In the midst of my ongoing mission to teach my students to be excellent counters, my enthusiasm rubbed off on my sister who happens to be a classical ballet teacher. She saw that in her class of 10 year-olds there were some dancers ahead of the music, others were behind and a few were right on it. In a moment of inspiration she had them all count aloud as they danced to the music.

What she noticed was that when they counted aloud, every single dancer was with the music. The dancers also became aware of when they were not with the music. When the counting aloud subsided, so did their ability to stay with the music. Because they were aware, they could correct themselves.

Counting aloud has a wonderful way of sharpening the focus and bringing awareness to dancers, as well as musicians. It is then that they can fully participate and become one with the music. Try it, whether you are learning to dance or learning to play a musical instrument. You might just be surprised at what you can do.

Transcending Right and Wrong

Do you recall being a student and always looking for the right answer to please the teacher? All of your effort was put towards finding the right answer. If you had the right answer, everything was good. If you had the wrong answer, you failed. Sound familiar?

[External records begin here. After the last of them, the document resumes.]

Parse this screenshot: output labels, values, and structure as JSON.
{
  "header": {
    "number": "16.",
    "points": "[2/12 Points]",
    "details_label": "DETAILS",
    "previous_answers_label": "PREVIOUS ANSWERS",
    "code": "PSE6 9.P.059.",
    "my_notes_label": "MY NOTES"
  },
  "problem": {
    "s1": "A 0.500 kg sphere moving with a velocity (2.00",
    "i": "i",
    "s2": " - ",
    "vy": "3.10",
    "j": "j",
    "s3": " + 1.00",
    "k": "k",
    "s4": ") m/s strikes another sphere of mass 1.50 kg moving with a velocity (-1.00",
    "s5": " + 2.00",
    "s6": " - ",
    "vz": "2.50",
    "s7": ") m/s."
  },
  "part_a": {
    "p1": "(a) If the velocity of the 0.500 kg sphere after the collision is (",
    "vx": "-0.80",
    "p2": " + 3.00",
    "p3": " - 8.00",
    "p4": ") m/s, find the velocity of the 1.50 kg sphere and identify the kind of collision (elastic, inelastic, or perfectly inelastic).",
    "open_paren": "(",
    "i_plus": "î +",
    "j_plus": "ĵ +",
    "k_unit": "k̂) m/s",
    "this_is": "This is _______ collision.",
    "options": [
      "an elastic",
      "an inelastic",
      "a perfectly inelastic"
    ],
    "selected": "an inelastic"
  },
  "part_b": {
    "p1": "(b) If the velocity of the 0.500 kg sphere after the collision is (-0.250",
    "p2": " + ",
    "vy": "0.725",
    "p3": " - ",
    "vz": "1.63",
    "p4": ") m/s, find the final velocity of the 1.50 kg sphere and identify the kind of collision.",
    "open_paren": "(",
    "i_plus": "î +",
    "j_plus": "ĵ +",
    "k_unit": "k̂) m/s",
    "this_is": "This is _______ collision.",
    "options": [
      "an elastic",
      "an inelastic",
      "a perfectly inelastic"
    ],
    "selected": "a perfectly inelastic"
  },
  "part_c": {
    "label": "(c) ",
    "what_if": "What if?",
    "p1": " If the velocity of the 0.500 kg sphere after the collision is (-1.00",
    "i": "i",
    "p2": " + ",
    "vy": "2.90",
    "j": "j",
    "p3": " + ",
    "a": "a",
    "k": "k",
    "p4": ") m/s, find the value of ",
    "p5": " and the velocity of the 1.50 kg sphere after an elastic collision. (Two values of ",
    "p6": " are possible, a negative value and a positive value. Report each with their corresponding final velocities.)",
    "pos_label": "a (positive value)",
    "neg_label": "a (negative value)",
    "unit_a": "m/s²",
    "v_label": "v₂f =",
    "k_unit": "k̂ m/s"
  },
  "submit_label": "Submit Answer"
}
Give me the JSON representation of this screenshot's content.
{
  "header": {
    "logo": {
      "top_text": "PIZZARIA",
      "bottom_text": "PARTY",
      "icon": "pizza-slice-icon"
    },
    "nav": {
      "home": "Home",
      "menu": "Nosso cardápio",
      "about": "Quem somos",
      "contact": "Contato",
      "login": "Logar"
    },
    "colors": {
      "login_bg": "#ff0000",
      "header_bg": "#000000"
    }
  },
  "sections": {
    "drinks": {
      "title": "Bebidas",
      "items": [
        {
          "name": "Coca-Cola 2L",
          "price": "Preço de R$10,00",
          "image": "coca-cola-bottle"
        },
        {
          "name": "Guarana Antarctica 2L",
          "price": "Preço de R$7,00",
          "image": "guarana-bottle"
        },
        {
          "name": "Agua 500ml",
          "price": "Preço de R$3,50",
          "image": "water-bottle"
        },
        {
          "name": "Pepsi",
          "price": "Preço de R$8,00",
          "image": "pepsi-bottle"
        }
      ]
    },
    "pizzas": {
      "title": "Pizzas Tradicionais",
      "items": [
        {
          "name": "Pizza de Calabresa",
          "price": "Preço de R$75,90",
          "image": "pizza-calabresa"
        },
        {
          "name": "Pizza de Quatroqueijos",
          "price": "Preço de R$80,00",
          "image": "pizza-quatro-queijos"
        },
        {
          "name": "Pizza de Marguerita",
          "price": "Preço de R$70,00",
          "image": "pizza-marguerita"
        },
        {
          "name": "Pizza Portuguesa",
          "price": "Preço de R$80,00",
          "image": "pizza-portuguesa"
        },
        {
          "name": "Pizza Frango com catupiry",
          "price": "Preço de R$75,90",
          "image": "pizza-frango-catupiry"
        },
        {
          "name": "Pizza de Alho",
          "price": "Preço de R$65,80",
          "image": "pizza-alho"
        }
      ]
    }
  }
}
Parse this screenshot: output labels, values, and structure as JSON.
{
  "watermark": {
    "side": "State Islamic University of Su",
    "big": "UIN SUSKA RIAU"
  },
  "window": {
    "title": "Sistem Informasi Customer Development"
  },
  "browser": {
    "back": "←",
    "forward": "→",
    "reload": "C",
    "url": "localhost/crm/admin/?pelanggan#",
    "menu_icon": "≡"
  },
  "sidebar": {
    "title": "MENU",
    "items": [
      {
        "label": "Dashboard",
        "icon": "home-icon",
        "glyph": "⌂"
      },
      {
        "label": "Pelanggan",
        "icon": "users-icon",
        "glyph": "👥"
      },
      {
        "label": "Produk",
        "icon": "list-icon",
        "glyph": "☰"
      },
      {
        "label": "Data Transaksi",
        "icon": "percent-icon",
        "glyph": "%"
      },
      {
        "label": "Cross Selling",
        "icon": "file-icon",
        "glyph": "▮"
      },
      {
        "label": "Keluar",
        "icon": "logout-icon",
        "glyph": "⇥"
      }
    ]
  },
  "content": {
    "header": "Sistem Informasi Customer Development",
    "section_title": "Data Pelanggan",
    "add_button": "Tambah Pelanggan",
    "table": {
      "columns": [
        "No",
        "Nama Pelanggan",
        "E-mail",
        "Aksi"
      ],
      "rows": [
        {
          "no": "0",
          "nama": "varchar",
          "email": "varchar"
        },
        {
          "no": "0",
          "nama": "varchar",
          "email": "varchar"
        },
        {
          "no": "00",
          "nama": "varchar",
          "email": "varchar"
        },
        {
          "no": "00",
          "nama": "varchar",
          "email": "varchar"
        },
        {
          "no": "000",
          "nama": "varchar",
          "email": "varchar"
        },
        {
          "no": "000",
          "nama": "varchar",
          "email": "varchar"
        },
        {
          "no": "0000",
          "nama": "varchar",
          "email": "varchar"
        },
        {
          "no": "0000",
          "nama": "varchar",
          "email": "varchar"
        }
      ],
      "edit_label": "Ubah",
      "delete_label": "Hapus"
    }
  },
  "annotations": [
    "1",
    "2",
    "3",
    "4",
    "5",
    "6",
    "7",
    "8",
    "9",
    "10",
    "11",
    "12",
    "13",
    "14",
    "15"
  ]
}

In music lessons, there are only a few places where something is simply right or wrong. They are:

1. Notes
2. Rhythm

Music, however, is not found in notes and rhythm alone. It is found in the interpretation of those notes and rhythm, and that is where there is no one right answer.

As a student, it’s easy to get caught up in the notes and rhythm, and once you master them you think you’re done. Great musicians, however, take it a step further. Now that they can play the notes and rhythm with ease, they ask themselves, “What is the composer trying to say?” The articulation and dynamics come into play. Exactly how short is that staccato? Exactly how loud is that loud? When is it too much or not enough?

This is where it helps to be a human being with life experience. A rich life experience will give you more options on how to bring the music to life. Anyone can learn to play notes and rhythm, but it takes careful attention to detail, as well as experience in the full range of human emotion to bring a piece of music to life.

As a teacher, yes, I will correct students on notes and rhythm. However, when it comes to interpretation, I will show you how to go about deciding how to interpret a piece. There is no right or wrong answer, and oftentimes there are more questions than answers. This is the beauty of music. It is so much more than right and wrong. It is the audible expression of the full human experience, and what it means to be alive.